This study begins by documenting the differences between CTAs/MFFs and hedge funds and mutual funds, starting with the legal and operational differences. Next, it conducts a performance analysis, which indicates that CTAs and MFFs, as standalone investment vehicles, provide returns that are higher than the average market returns in bear markets, while carrying lower risk. The strong standing of CTAs and MFFs in bear markets earn them their reputation as “downside risk protectors.” CTAs and MFFs are profitable individual assets but adding these funds to classical asset portfolios enhances portfolio performance significantly. This feature makes them strong hedging assets. As expected, their performance is below that of standard assets in up markets.
Chapter 4 finds that the superior performance of CTAs and MFFs can be explained by managerial skill. Positive and significant Jensen alphas are evidence of good performance; moreover, the persistence of the Jensen alphas is supported by both parametric and non-parametric tests. Incentive fees and fund age are found to be positively related to managerial skill, while (somewhat surprisingly) management fees are found to be negatively related to it.
Chapter 5 finds that many financial and macroeconomic factors are statistically unrelated to CTA and MFF performance. However, the value premium (HML) factor and industrial production growth (IPG) are correlated with their performance. HML has a relation effect on one-month-ahead fund returns, whereas IPG has a negative association with them. Nonparametric tests support these results marginally.

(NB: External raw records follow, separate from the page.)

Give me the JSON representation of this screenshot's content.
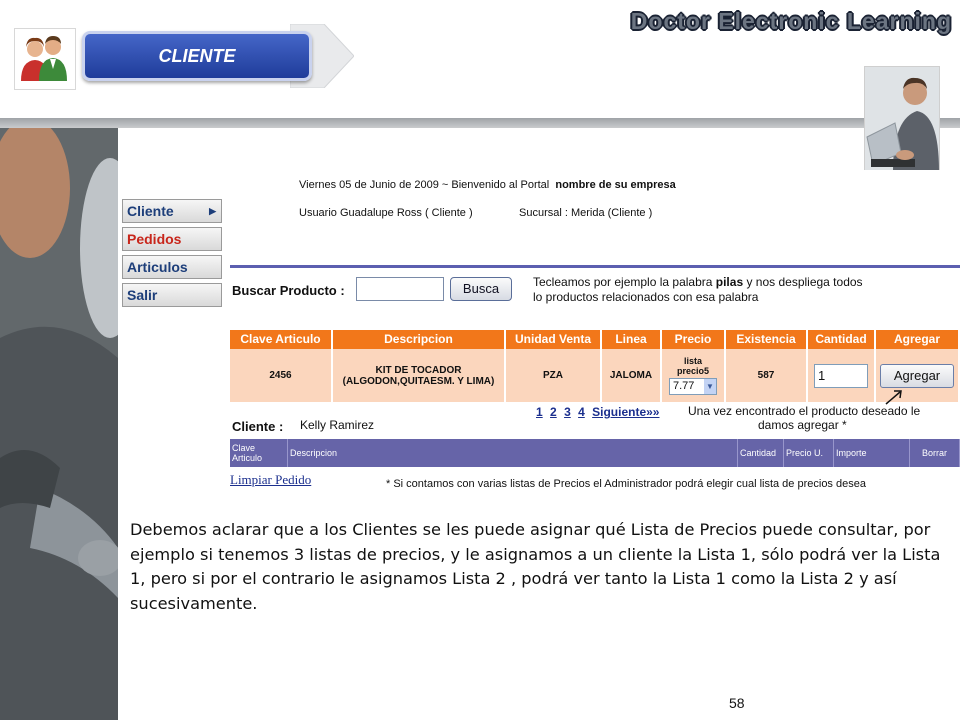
{
  "header": {
    "section_label": "CLIENTE",
    "brand_title": "Doctor Electronic Learning"
  },
  "app": {
    "welcome_prefix": "Viernes 05 de Junio de 2009 ~ Bienvenido al Portal",
    "company": "nombre de su empresa",
    "user": "Usuario Guadalupe Ross ( Cliente )",
    "branch": "Sucursal : Merida (Cliente )",
    "menu": [
      {
        "label": "Cliente",
        "arrow": "▶"
      },
      {
        "label": "Pedidos"
      },
      {
        "label": "Articulos"
      },
      {
        "label": "Salir"
      }
    ],
    "search": {
      "label": "Buscar Producto :",
      "value": "",
      "button": "Busca",
      "hint_line1_pre": "Tecleamos por ejemplo la palabra ",
      "hint_keyword": "pilas",
      "hint_line1_post": " y nos despliega todos",
      "hint_line2": "lo productos relacionados con esa palabra"
    },
    "product_table": {
      "headers": [
        "Clave Articulo",
        "Descripcion",
        "Unidad Venta",
        "Linea",
        "Precio",
        "Existencia",
        "Cantidad",
        "Agregar"
      ],
      "row": {
        "clave": "2456",
        "descripcion_l1": "KIT DE TOCADOR",
        "descripcion_l2": "(ALGODON,QUITAESM. Y LIMA)",
        "unidad": "PZA",
        "linea": "JALOMA",
        "precio_label_l1": "lista",
        "precio_label_l2": "precio5",
        "precio_value": "7.77",
        "existencia": "587",
        "cantidad": "1",
        "agregar_button": "Agregar"
      }
    },
    "pager": {
      "pages": [
        "1",
        "2",
        "3",
        "4"
      ],
      "next": "Siguiente»»"
    },
    "found_note_l1": "Una vez encontrado el producto deseado le",
    "found_note_l2": "damos agregar *",
    "client": {
      "label": "Cliente :",
      "name": "Kelly Ramirez"
    },
    "order_table": {
      "headers": [
        "Clave Articulo",
        "Descripcion",
        "Cantidad",
        "Precio U.",
        "Importe",
        "Borrar"
      ]
    },
    "clear_link": "Limpiar Pedido",
    "admin_note": "* Si contamos con varias listas de Precios el Administrador podrá elegir cual lista de precios desea"
  },
  "body_text": "Debemos aclarar que a los Clientes se les puede asignar qué Lista de Precios puede consultar, por ejemplo  si tenemos 3 listas de precios, y le asignamos a un cliente la Lista 1,  sólo podrá ver la Lista 1, pero si por el contrario le asignamos Lista 2 , podrá ver tanto la Lista 1 como la Lista 2 y así sucesivamente.",
  "page_number": "58",
  "colors": {
    "accent_blue": "#2a4aa8",
    "table_orange": "#f2771a",
    "row_peach": "#fbd6bd",
    "order_purple": "#6664a8"
  }
}
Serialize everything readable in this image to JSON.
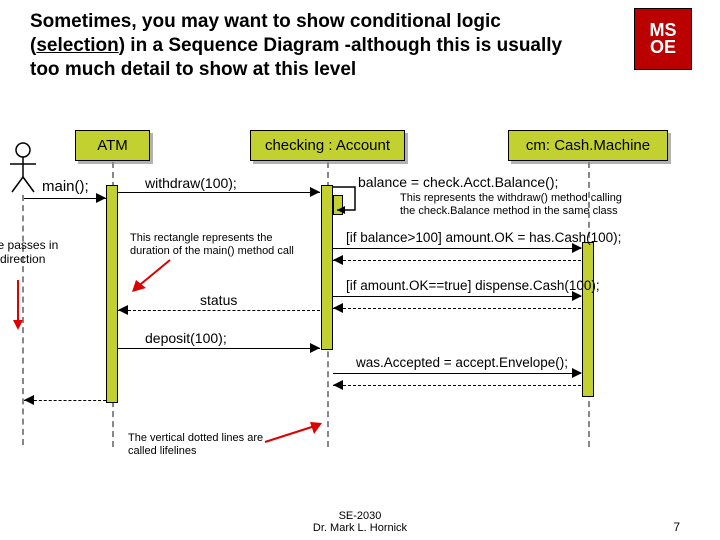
{
  "title_pre": "Sometimes, you may want to show conditional logic (",
  "title_underline": "selection",
  "title_post": ") in a Sequence Diagram -although this is usually too much detail to show at this level",
  "logo_top": "MS",
  "logo_mid": "OE",
  "objects": {
    "atm": "ATM",
    "checking": "checking : Account",
    "cm": "cm: Cash.Machine"
  },
  "actor_label": "main();",
  "messages": {
    "withdraw": "withdraw(100);",
    "balance": "balance = check.Acct.Balance();",
    "amountOK": "[if balance>100] amount.OK = has.Cash(100);",
    "dispense": "[if amount.OK==true] dispense.Cash(100);",
    "status": "status",
    "deposit": "deposit(100);",
    "wasAccepted": "was.Accepted = accept.Envelope();"
  },
  "notes": {
    "withdrawNote": "This represents the withdraw() method calling the check.Balance method in the same class",
    "rectNote": "This rectangle represents the duration of the main() method call",
    "lifelineNote": "The vertical dotted lines are called lifelines",
    "timeNote": "Time passes in this direction"
  },
  "footer": {
    "course": "SE-2030",
    "author": "Dr. Mark L. Hornick"
  },
  "page": "7"
}
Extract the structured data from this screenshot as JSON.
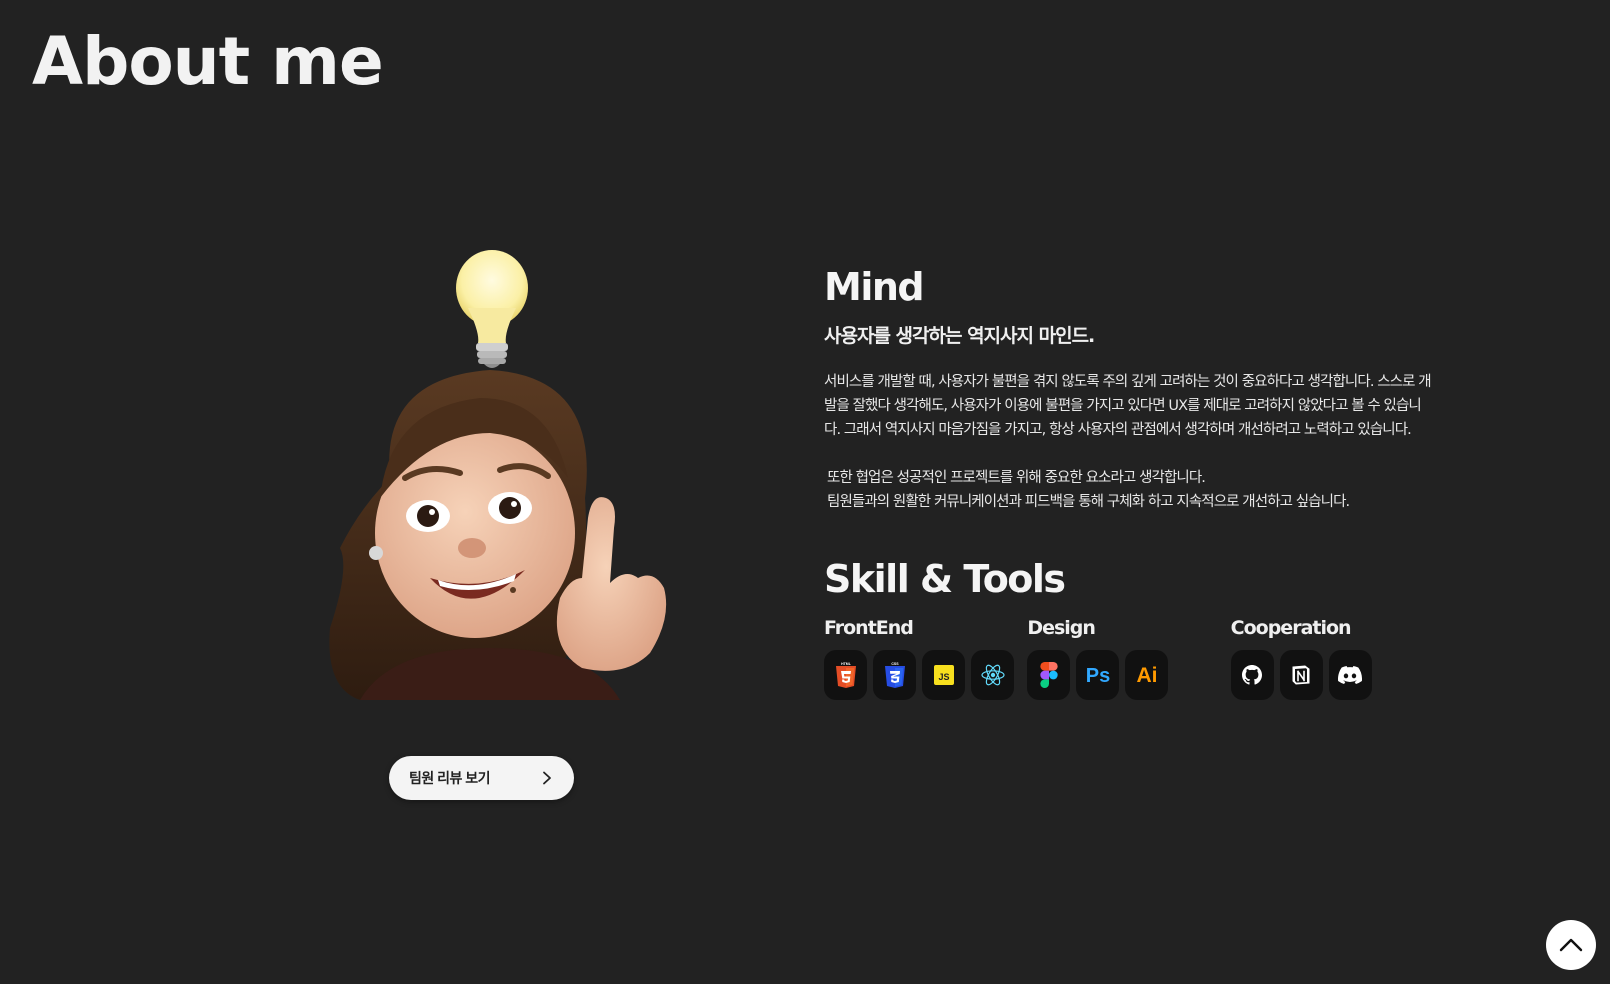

Overall, these findings suggest that both CTAs and MFFs use well-known and well-established predictors of expected returns to generate their alphas.